* _Supplied material_
········

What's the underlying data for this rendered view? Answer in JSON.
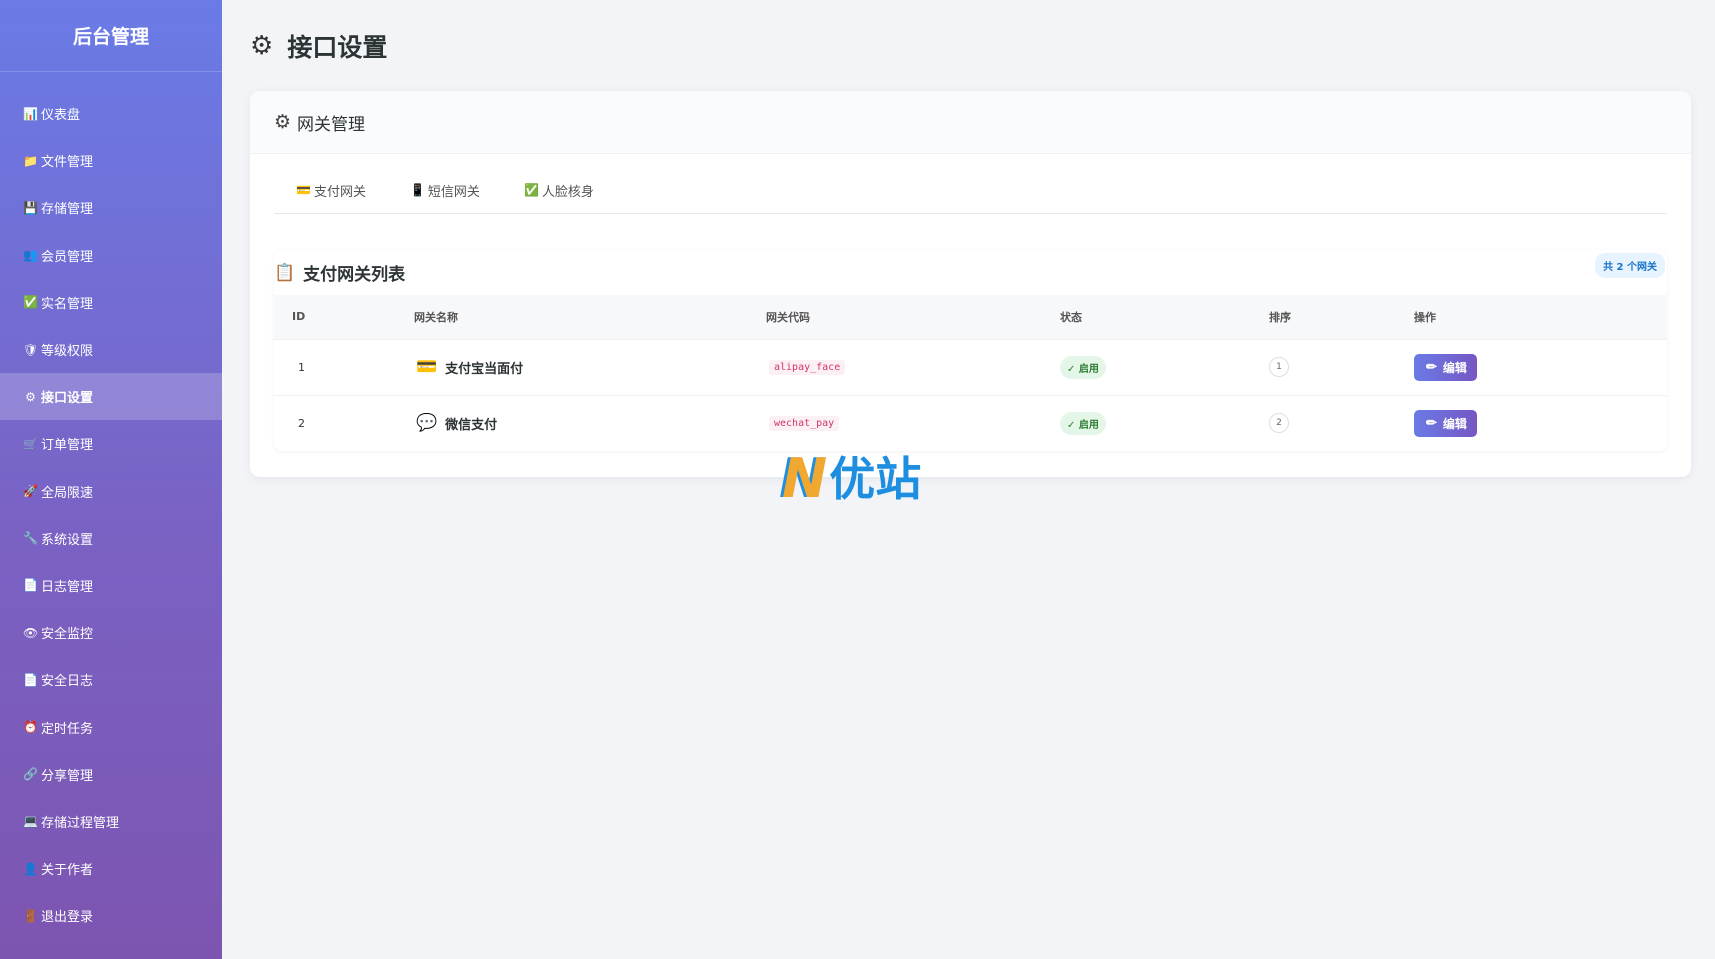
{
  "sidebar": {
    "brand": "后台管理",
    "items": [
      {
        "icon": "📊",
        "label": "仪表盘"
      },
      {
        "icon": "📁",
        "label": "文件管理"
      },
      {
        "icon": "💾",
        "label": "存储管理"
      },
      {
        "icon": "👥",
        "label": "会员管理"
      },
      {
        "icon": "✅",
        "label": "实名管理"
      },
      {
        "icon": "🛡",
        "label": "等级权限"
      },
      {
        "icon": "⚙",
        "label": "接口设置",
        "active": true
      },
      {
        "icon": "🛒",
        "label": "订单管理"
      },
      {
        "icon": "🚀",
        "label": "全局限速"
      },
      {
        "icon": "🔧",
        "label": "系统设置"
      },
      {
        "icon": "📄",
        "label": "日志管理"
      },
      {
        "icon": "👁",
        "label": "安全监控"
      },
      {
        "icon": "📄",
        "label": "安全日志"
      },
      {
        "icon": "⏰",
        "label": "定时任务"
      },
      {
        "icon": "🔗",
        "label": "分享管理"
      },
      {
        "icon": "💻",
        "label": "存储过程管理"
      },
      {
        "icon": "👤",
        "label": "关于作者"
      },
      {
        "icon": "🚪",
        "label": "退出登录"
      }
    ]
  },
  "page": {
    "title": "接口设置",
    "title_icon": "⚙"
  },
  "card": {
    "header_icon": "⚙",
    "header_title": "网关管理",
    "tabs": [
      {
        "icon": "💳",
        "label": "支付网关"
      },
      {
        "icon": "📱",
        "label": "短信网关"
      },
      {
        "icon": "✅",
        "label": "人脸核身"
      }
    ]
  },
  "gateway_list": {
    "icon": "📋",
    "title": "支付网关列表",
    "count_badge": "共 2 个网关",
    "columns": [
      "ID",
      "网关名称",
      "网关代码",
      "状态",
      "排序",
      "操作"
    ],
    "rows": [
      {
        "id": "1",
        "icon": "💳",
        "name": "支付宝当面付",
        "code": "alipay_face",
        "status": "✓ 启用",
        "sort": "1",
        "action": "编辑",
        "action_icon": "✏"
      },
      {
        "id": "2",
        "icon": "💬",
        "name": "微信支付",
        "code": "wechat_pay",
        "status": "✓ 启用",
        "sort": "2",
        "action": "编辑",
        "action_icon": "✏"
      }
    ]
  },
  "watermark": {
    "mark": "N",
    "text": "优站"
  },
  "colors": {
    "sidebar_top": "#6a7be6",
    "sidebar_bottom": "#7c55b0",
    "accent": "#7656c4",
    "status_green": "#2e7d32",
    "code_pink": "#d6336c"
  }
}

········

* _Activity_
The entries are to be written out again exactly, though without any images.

* _Exercise output_
What's the underlying data for this rendered view? Answer in JSON.
{
  "sidebar": {
    "brand": "后台管理",
    "items": [
      {
        "icon": "📊",
        "label": "仪表盘"
      },
      {
        "icon": "📁",
        "label": "文件管理"
      },
      {
        "icon": "💾",
        "label": "存储管理"
      },
      {
        "icon": "👥",
        "label": "会员管理"
      },
      {
        "icon": "✅",
        "label": "实名管理"
      },
      {
        "icon": "🛡",
        "label": "等级权限"
      },
      {
        "icon": "⚙",
        "label": "接口设置",
        "active": true
      },
      {
        "icon": "🛒",
        "label": "订单管理"
      },
      {
        "icon": "🚀",
        "label": "全局限速"
      },
      {
        "icon": "🔧",
        "label": "系统设置"
      },
      {
        "icon": "📄",
        "label": "日志管理"
      },
      {
        "icon": "👁",
        "label": "安全监控"
      },
      {
        "icon": "📄",
        "label": "安全日志"
      },
      {
        "icon": "⏰",
        "label": "定时任务"
      },
      {
        "icon": "🔗",
        "label": "分享管理"
      },
      {
        "icon": "💻",
        "label": "存储过程管理"
      },
      {
        "icon": "👤",
        "label": "关于作者"
      },
      {
        "icon": "🚪",
        "label": "退出登录"
      }
    ]
  },
  "page": {
    "title": "接口设置",
    "title_icon": "⚙"
  },
  "card": {
    "header_icon": "⚙",
    "header_title": "网关管理",
    "tabs": [
      {
        "icon": "💳",
        "label": "支付网关"
      },
      {
        "icon": "📱",
        "label": "短信网关"
      },
      {
        "icon": "✅",
        "label": "人脸核身"
      }
    ]
  },
  "gateway_list": {
    "icon": "📋",
    "title": "支付网关列表",
    "count_badge": "共 2 个网关",
    "columns": [
      "ID",
      "网关名称",
      "网关代码",
      "状态",
      "排序",
      "操作"
    ],
    "rows": [
      {
        "id": "1",
        "icon": "💳",
        "name": "支付宝当面付",
        "code": "alipay_face",
        "status": "✓ 启用",
        "sort": "1",
        "action": "编辑",
        "action_icon": "✏"
      },
      {
        "id": "2",
        "icon": "💬",
        "name": "微信支付",
        "code": "wechat_pay",
        "status": "✓ 启用",
        "sort": "2",
        "action": "编辑",
        "action_icon": "✏"
      }
    ]
  },
  "watermark": {
    "mark": "N",
    "text": "优站"
  },
  "colors": {
    "sidebar_top": "#6a7be6",
    "sidebar_bottom": "#7c55b0",
    "accent": "#7656c4",
    "status_green": "#2e7d32",
    "code_pink": "#d6336c"
  }
}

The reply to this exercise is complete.